Presentation topics include “Computing Time: Short-Term Plasticity, Neural Dynamics, Chaos, and Dynamic Attractors,” “Sleep and Memory in the Human Brain,” and “Sequential Event Memory Formation and Reactivation in the Hippocampus and Beyond.” Almost all presentations are available in podcast, audio, or video format online for anyone interested.
Other current and upcoming programs include “Active Matter: Cytoskeleton, Cells, Tissues and Flocks” and “New Methods in Nonperturbative Quantum Field Theory.”
Additionally, KITP organizes public talks, free for anyone on campus who is interested. On Feb. 19, “Rhythms & Algorithms: Physics and Music,” will be taking place, presented by speaker Theo Geisel.
“Even the best musicians do not play rhythms with perfect precision.

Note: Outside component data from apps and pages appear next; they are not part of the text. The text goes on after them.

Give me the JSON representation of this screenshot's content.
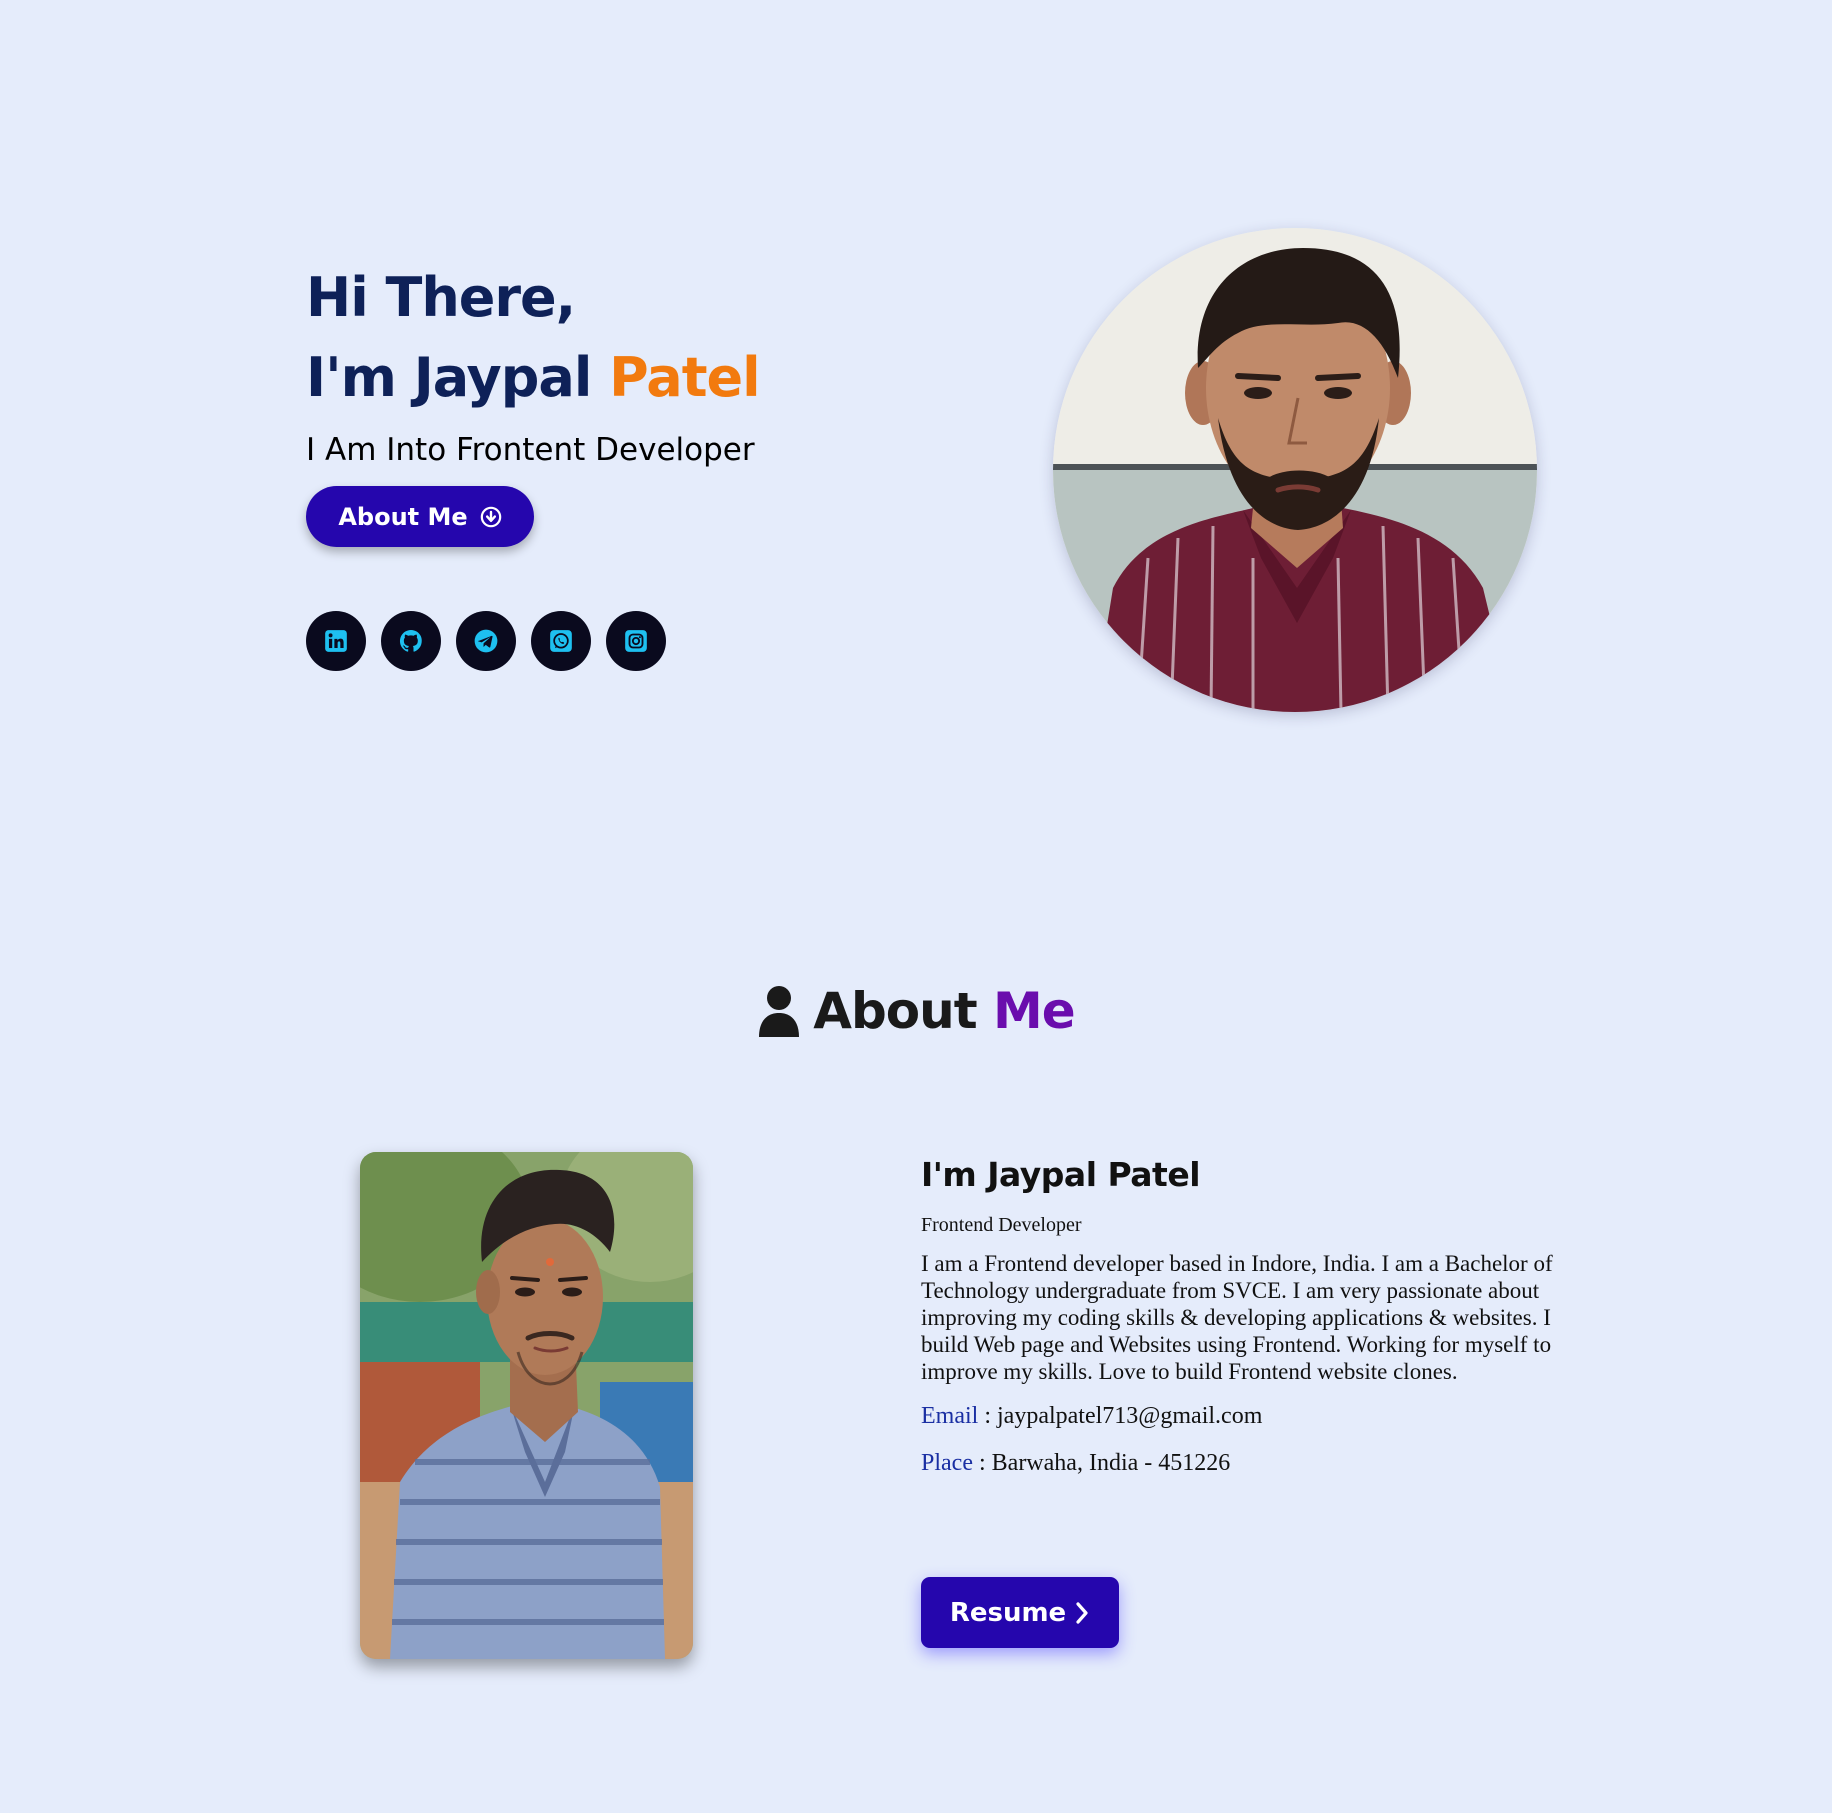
{
  "hero": {
    "greeting": "Hi There,",
    "name_prefix": "I'm Jaypal ",
    "name_highlight": "Patel",
    "subtitle": "I Am Into Frontent Developer",
    "about_button_label": "About Me",
    "about_button_icon": "arrow-down-circle-icon",
    "socials": [
      {
        "name": "linkedin",
        "icon": "linkedin-icon"
      },
      {
        "name": "github",
        "icon": "github-icon"
      },
      {
        "name": "telegram",
        "icon": "telegram-icon"
      },
      {
        "name": "whatsapp",
        "icon": "whatsapp-icon"
      },
      {
        "name": "instagram",
        "icon": "instagram-icon"
      }
    ],
    "photo": "profile-photo-circle"
  },
  "about": {
    "heading_prefix": "About ",
    "heading_accent": "Me",
    "heading_icon": "user-icon",
    "photo": "portrait-photo",
    "name": "I'm Jaypal Patel",
    "role": "Frontend Developer",
    "bio": "I am a Frontend developer based in Indore, India. I am a Bachelor of Technology undergraduate from SVCE. I am very passionate about improving my coding skills & developing applications & websites. I build Web page and Websites using Frontend. Working for myself to improve my skills. Love to build Frontend website clones.",
    "email_label": "Email",
    "email_value": "jaypalpatel713@gmail.com",
    "place_label": "Place",
    "place_value": "Barwaha, India - 451226",
    "resume_label": "Resume",
    "resume_icon": "chevron-right-icon"
  },
  "colors": {
    "background": "#e5ecfb",
    "navy": "#0e2158",
    "orange": "#f27a0e",
    "button": "#2506ad",
    "purple": "#6a0dad",
    "social_icon": "#1ec0f0"
  }
}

Slight deviations from an ideal beat pattern are a fundamental characteristic of music played by humans,” the official description reads. “In this public lecture, using techniques from statistical physics and chaos theory, Prof. Geisel will discuss the laws underlying rhythmic fluctuations and their role in musical perception.”
Geisel, a musician himself, will use musical examples in his presentation such as J. S. Bach’s “The Art of Fugue” to discuss music and its associations to information processing in the brain.
“One application of these findings is a ‘humanizing algorithm’, which allows computer-performed music to sound more human,” the description concludes.
Doctor Geisel is currently the managing director of the Max Planck Institute for Dynamics and Self-Organization, and he founded the Bernstein Center for Computational Neuroscience in Göttingen, Germany. He was awarded the Leibniz Prize in 1994, and recognized with the Gentner-Kastler Prize in 2009.
“[He is] well known for his research on nonlinear and chaotic systems, [and] he has worked in fields that include quantum chaos, the spread of epidemics, and theoretical brain research,” states his official program introduction.
“Rhythms & Algorithms: Physics and Music” will commence at 8 p.m. on Feb. 19, and reserved seats will be held until 7:50 p.m.